Apropos scenario, what we are dealing with, here, is a double-blind, placebo-controlled design study, in the course of which all participants, 34 healthy men and women (Age: 22.7 ± 3.1 yrs ; VO2peak: 39.3 ± 5.0 ml/kg) who had volunteered to participate completed a series of tests prior to and following treatment (A peak oxygen consumption test was performed on a cycle ergometer to assess VO2peak, Tmax, VT, and RCP. ). 26 of the participants had been randomly assigned into either a placebo (PLA-HIIT) or 3 g per day of HMBFA (BetaTor™) (HMBFA-HIIT) group. The rest, eight participants served as sedentary controls (CTL) - well, as sedentary as college aged boys and girls usually are ;-) The participants who had been randomized to the exercise groups (PLA-HIIT and HMBFA-HIIT) completed 12 HIIT (80-120% maximal workload) exercise sessions consisting of 5–6 bouts of cycling at a work to rest ratio 2:1 - that's 2 minutes of all out cycle vs. 1 minute of total rest.
|Figure 1: Changes in body composition in response to sitting around (control) and HIIT with (HMBFA-HIIT) and without (HMBFA-PLACEBO) supplementing 3g of the free acid form of HBM (Robinson. 2014)|
BetaTor™? Yes, this is the first official supplement with free acid form HMB: Being produced by Metabolic Technologies Inc (Ames, IA), it contains 1 gram of β-hydroxy-β-methylbutyrate in the free acid form, reverse osmosis water, a de-bittering agent, orange flavor, stevia extract, and potassium carbonate. At least that's what the full-text of the study at hand says. A study of which I don't have to tell you that it was obviously funded by Metabolic Technologies.Against that background it's quite astonishing that the control group lost 10% of their total fat mass, right?
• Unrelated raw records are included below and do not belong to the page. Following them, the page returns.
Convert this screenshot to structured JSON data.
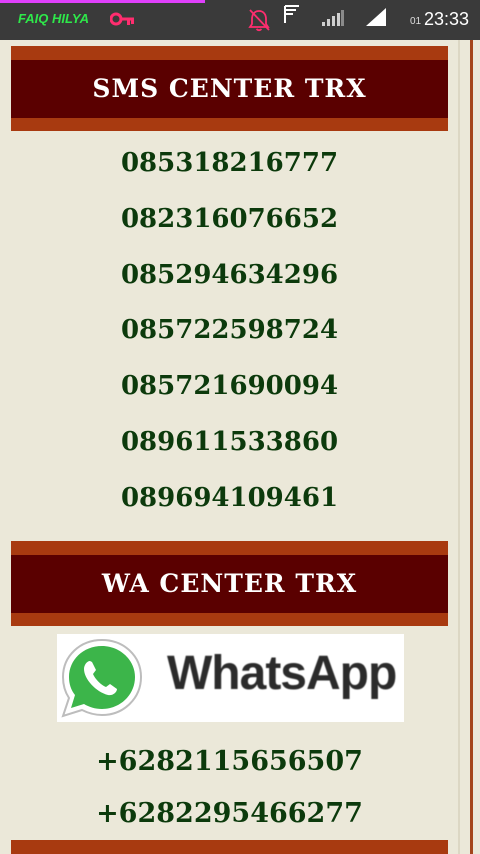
{
  "status_bar": {
    "carrier": "FAIQ HILYA",
    "sim": "01",
    "time": "23:33",
    "icons": [
      "key-icon",
      "notifications-off-icon",
      "signal-outline-icon",
      "signal-bars-icon",
      "wifi-icon"
    ]
  },
  "sms_section": {
    "title": "SMS CENTER TRX",
    "numbers": [
      "085318216777",
      "082316076652",
      "085294634296",
      "085722598724",
      "085721690094",
      "089611533860",
      "089694109461"
    ]
  },
  "wa_section": {
    "title": "WA CENTER TRX",
    "logo_text": "WhatsApp",
    "numbers": [
      "+6282115656507",
      "+6282295466277"
    ]
  },
  "colors": {
    "banner_outer": "#a83a10",
    "banner_inner": "#5a0000",
    "number_text": "#0c3a0c",
    "page_bg": "#ebe8d9",
    "whatsapp_green": "#3cb54a"
  }
}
Well, in view of the fact that this change was not significant, someone probably has been dieting here - not very successful, considering the absence of improvements in body fat %, by the way.
|"The Fallacy of Working out To Burn Calories" | learn more|
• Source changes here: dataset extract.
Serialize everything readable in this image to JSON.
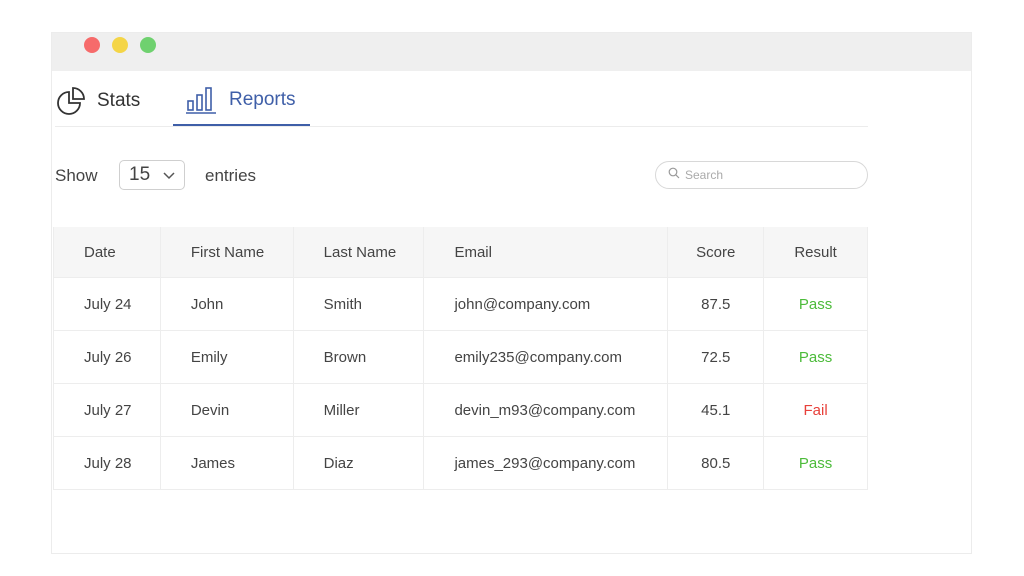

In essence, it's thus not the fact that the subjects didn't lose weight / body fat, but rather the absence of significant effects of the shiny new free acid form β-hydroxy-β-methylbutyrate (HMBFA) supplement on the exercise induced improvements in metabolic fitness you could consider disappointing before you've had another look at the data in Figure 3.
Question? What's the mechanism, here? Answer: Nobody knows. Most scientists speculate that HMB dampens the muscle damage, reduces the need for compensation and will thus increase the degree of overcompenation, though.Figure 3 depicts the VO2peak obtained during graded exercise test, the power at ventilatory threshold (PVT) and the amount of air the subjects were gasping at this ventilatory Threshold (VT) and here - actually somewhat to my surprise - the supplement did what I suppose the producer is soon going to promise: It resulted in greater changes inVO2 peak, PVT and VT than HIIT alone.
|Figure 3: Changes (% of baseline) in VO2peak, peak power, the power at ventilatory threshold (PVT) and the amount of air the subjects were gasping at this ventilatory Threshold (VT) obtained during graded exercise test (Robinson. 2014)|
- Lamboley, Cédric RH, Donald Royer, and Isabelle J. Dionne. "Effects of β-Hydroxy-β-Methylbutyrate on Aerobic-Performance Components and Body Composition in College Students." International journal of sport nutrition & exercise metabolism 17.1 (2007).
- Wilson, Gabriel J., et al. "The effects of 12 weeks of beta-hydroxy-beta-methylbutyrate free acid supplementation on muscle mass, strength, and power in resistance-trained individuals: a randomized, double-blind, placebo-controlled study." European Journal of Applied Physiology (2014) | learn more in a previous SuppVersity article